* TASK DESCRIPTION *
Given the listing that follows, report all lines in which the string "JSON" occurs.

* DATA FOR REVIEW *
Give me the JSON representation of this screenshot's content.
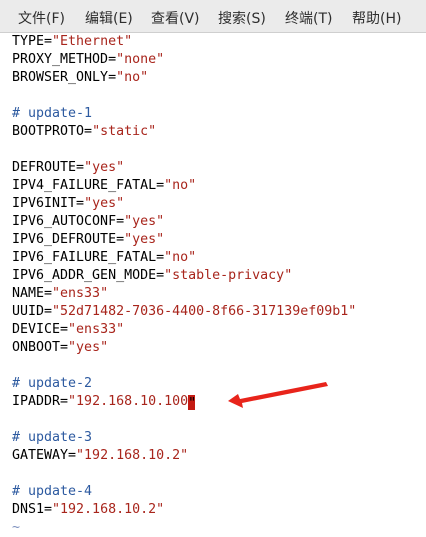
{
  "menubar": {
    "items": [
      "文件(F)",
      "编辑(E)",
      "查看(V)",
      "搜索(S)",
      "终端(T)",
      "帮助(H)"
    ]
  },
  "editor": {
    "lines": [
      {
        "type": "kv",
        "key": "TYPE=",
        "value": "\"Ethernet\""
      },
      {
        "type": "kv",
        "key": "PROXY_METHOD=",
        "value": "\"none\""
      },
      {
        "type": "kv",
        "key": "BROWSER_ONLY=",
        "value": "\"no\""
      },
      {
        "type": "blank"
      },
      {
        "type": "comment",
        "text": "# update-1"
      },
      {
        "type": "kv",
        "key": "BOOTPROTO=",
        "value": "\"static\""
      },
      {
        "type": "blank"
      },
      {
        "type": "kv",
        "key": "DEFROUTE=",
        "value": "\"yes\""
      },
      {
        "type": "kv",
        "key": "IPV4_FAILURE_FATAL=",
        "value": "\"no\""
      },
      {
        "type": "kv",
        "key": "IPV6INIT=",
        "value": "\"yes\""
      },
      {
        "type": "kv",
        "key": "IPV6_AUTOCONF=",
        "value": "\"yes\""
      },
      {
        "type": "kv",
        "key": "IPV6_DEFROUTE=",
        "value": "\"yes\""
      },
      {
        "type": "kv",
        "key": "IPV6_FAILURE_FATAL=",
        "value": "\"no\""
      },
      {
        "type": "kv",
        "key": "IPV6_ADDR_GEN_MODE=",
        "value": "\"stable-privacy\""
      },
      {
        "type": "kv",
        "key": "NAME=",
        "value": "\"ens33\""
      },
      {
        "type": "kv",
        "key": "UUID=",
        "value": "\"52d71482-7036-4400-8f66-317139ef09b1\""
      },
      {
        "type": "kv",
        "key": "DEVICE=",
        "value": "\"ens33\""
      },
      {
        "type": "kv",
        "key": "ONBOOT=",
        "value": "\"yes\""
      },
      {
        "type": "blank"
      },
      {
        "type": "comment",
        "text": "# update-2"
      },
      {
        "type": "kv",
        "key": "IPADDR=",
        "value": "\"192.168.10.100",
        "cursor": "\""
      },
      {
        "type": "blank"
      },
      {
        "type": "comment",
        "text": "# update-3"
      },
      {
        "type": "kv",
        "key": "GATEWAY=",
        "value": "\"192.168.10.2\""
      },
      {
        "type": "blank"
      },
      {
        "type": "comment",
        "text": "# update-4"
      },
      {
        "type": "kv",
        "key": "DNS1=",
        "value": "\"192.168.10.2\""
      },
      {
        "type": "tilde",
        "text": "~"
      }
    ]
  },
  "colors": {
    "comment": "#2d5aa0",
    "string": "#a8251c",
    "cursor": "#c41a12",
    "arrow": "#e8241b",
    "menubar_bg": "#ebebeb"
  },
  "annotation": {
    "icon": "red-arrow-icon"
  }
}
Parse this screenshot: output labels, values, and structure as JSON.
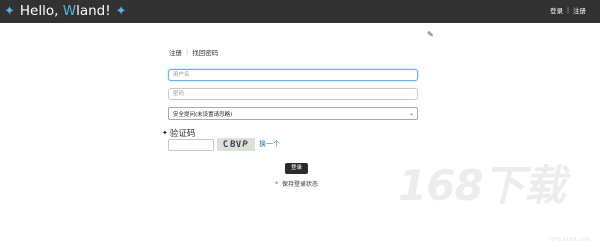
{
  "header": {
    "brand_prefix": "Hello, ",
    "brand_accent": "W",
    "brand_suffix": "land!",
    "left_icon": "sparkle-icon",
    "right_icon": "sparkle-icon",
    "links": [
      {
        "label": "登录"
      },
      {
        "label": "注册"
      }
    ],
    "separator": "|",
    "accent_color": "#5ab4de",
    "background": "#323232"
  },
  "edit_icon": "pencil-icon",
  "tabs": {
    "register": "注册",
    "separator": "|",
    "find_password": "找回密码"
  },
  "form": {
    "username_placeholder": "用户名",
    "password_placeholder": "密码",
    "security_question_selected": "安全提问(未设置请忽略)",
    "captcha_label": "验证码",
    "captcha_image_text": [
      "C",
      "B",
      "V",
      "P"
    ],
    "captcha_refresh": "换一个",
    "login_button": "登录",
    "remember_label": "保持登录状态"
  },
  "watermark": {
    "text": "168下载",
    "url": "QPS.it168.com"
  }
}
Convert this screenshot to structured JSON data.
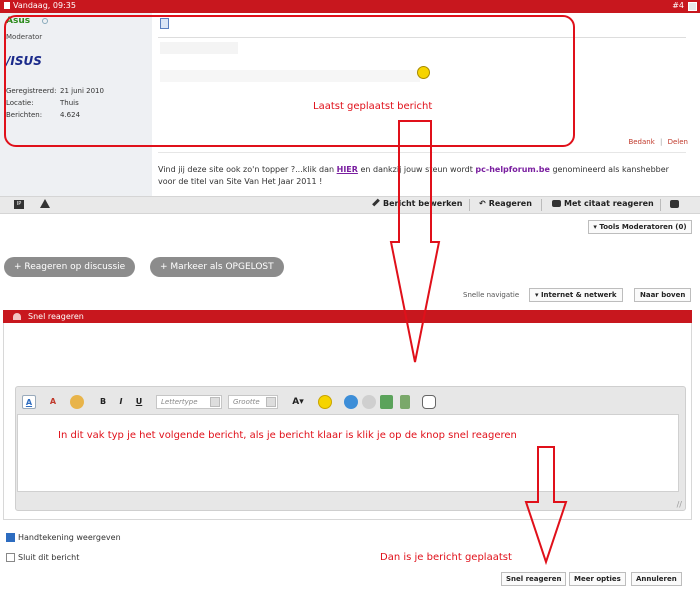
{
  "post": {
    "date": "Vandaag, 09:35",
    "number": "#4",
    "user": {
      "name": "Asus",
      "title": "Moderator",
      "logo_text": "/ISUS",
      "registered_label": "Geregistreerd:",
      "registered_value": "21 juni 2010",
      "location_label": "Locatie:",
      "location_value": "Thuis",
      "posts_label": "Berichten:",
      "posts_value": "4.624"
    },
    "actions": {
      "thanks": "Bedank",
      "separator": "|",
      "share": "Delen"
    },
    "signature": {
      "part1": "Vind jij deze site ook zo'n topper ?...klik dan ",
      "link": "HIER",
      "part2": " en dankzij jouw steun wordt ",
      "brand": "pc-helpforum.be",
      "part3": " genomineerd als kanshebber voor de titel van Site Van Het Jaar 2011 !"
    }
  },
  "toolbar": {
    "edit": "Bericht bewerken",
    "reply": "Reageren",
    "quote": "Met citaat reageren",
    "tools": "▾ Tools Moderatoren (0)"
  },
  "thread_buttons": {
    "reply_thread": "+ Reageren op discussie",
    "mark_solved": "+ Markeer als OPGELOST"
  },
  "quicknav": {
    "label": "Snelle navigatie",
    "forum": "▾ Internet & netwerk",
    "top": "Naar boven"
  },
  "quick_reply": {
    "header": "Snel reageren",
    "font_placeholder": "Lettertype",
    "size_placeholder": "Grootte",
    "show_signature": "Handtekening weergeven",
    "close_thread": "Sluit dit bericht",
    "submit": "Snel reageren",
    "more": "Meer opties",
    "cancel": "Annuleren"
  },
  "annotations": {
    "last_posted": "Laatst geplaatst bericht",
    "instructions": "In dit vak typ je het volgende bericht, als je bericht klaar is klik je op de knop snel reageren",
    "done": "Dan is je bericht geplaatst"
  },
  "colors": {
    "header_red": "#c8171e",
    "annotation_red": "#e0101a",
    "user_green": "#2a8a1a",
    "brand_purple": "#7a1fa0"
  }
}
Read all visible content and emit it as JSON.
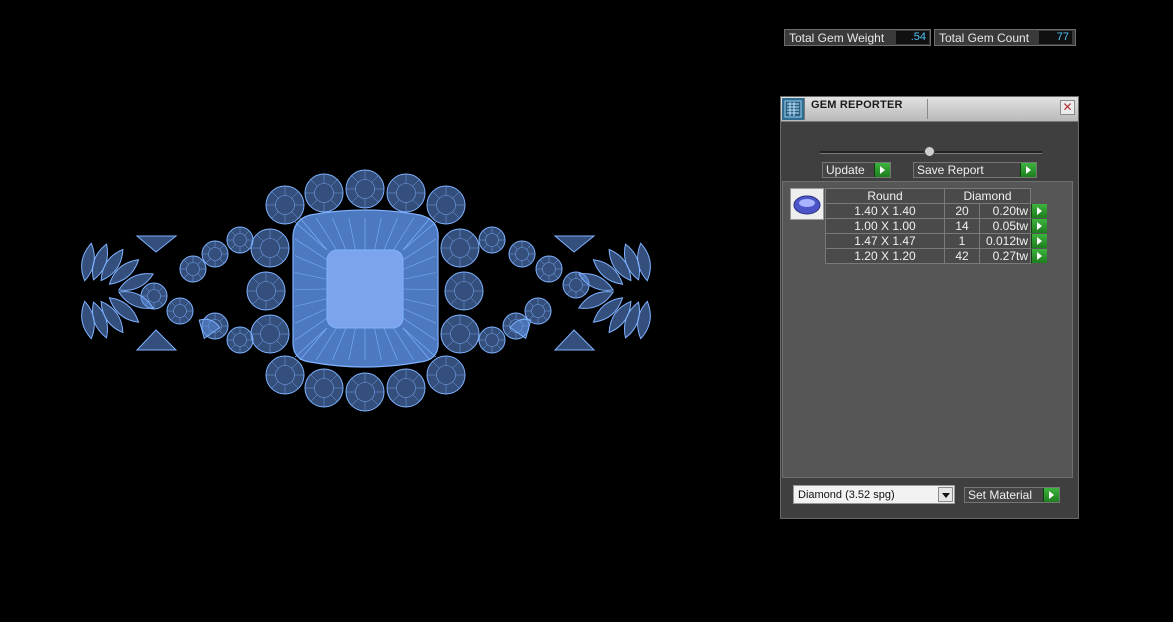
{
  "panel": {
    "title": "GEM REPORTER",
    "total_weight_label": "Total Gem Weight",
    "total_weight_value": ".54",
    "total_count_label": "Total Gem Count",
    "total_count_value": "77",
    "update_label": "Update",
    "save_report_label": "Save Report",
    "table": {
      "headers": [
        "Round",
        "Diamond"
      ],
      "rows": [
        {
          "size": "1.40 X 1.40",
          "count": "20",
          "weight": "0.20tw"
        },
        {
          "size": "1.00 X 1.00",
          "count": "14",
          "weight": "0.05tw"
        },
        {
          "size": "1.47 X 1.47",
          "count": "1",
          "weight": "0.012tw"
        },
        {
          "size": "1.20 X 1.20",
          "count": "42",
          "weight": "0.27tw"
        }
      ]
    },
    "material_select_value": "Diamond    (3.52 spg)",
    "set_material_label": "Set Material"
  },
  "colors": {
    "wireframe": "#7fb2ff",
    "wireframe_fill": "#5e8fe0",
    "value_text": "#4fc3f7",
    "go_button": "#2a9a2a"
  },
  "icons": {
    "close": "close-icon",
    "go": "play-arrow-icon",
    "app": "gem-reporter-icon",
    "thumb": "round-gem-icon",
    "dropdown": "chevron-down-icon"
  }
}
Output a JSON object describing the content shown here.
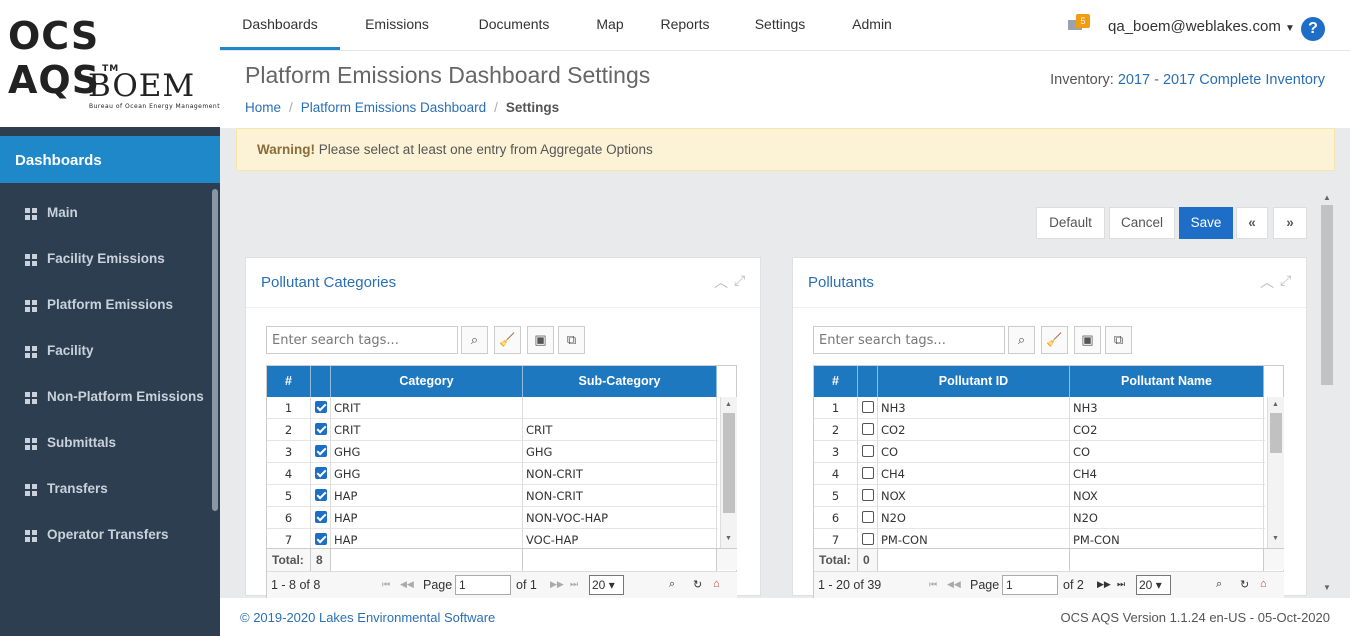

* RESULT FOR THIS EXERCISE *
Give me the JSON representation of this screenshot's content.
Parse this screenshot: output labels, values, and structure as JSON.
Convert this screenshot to structured JSON data.
Read all visible content and emit it as JSON.
Output a JSON object describing the content shown here.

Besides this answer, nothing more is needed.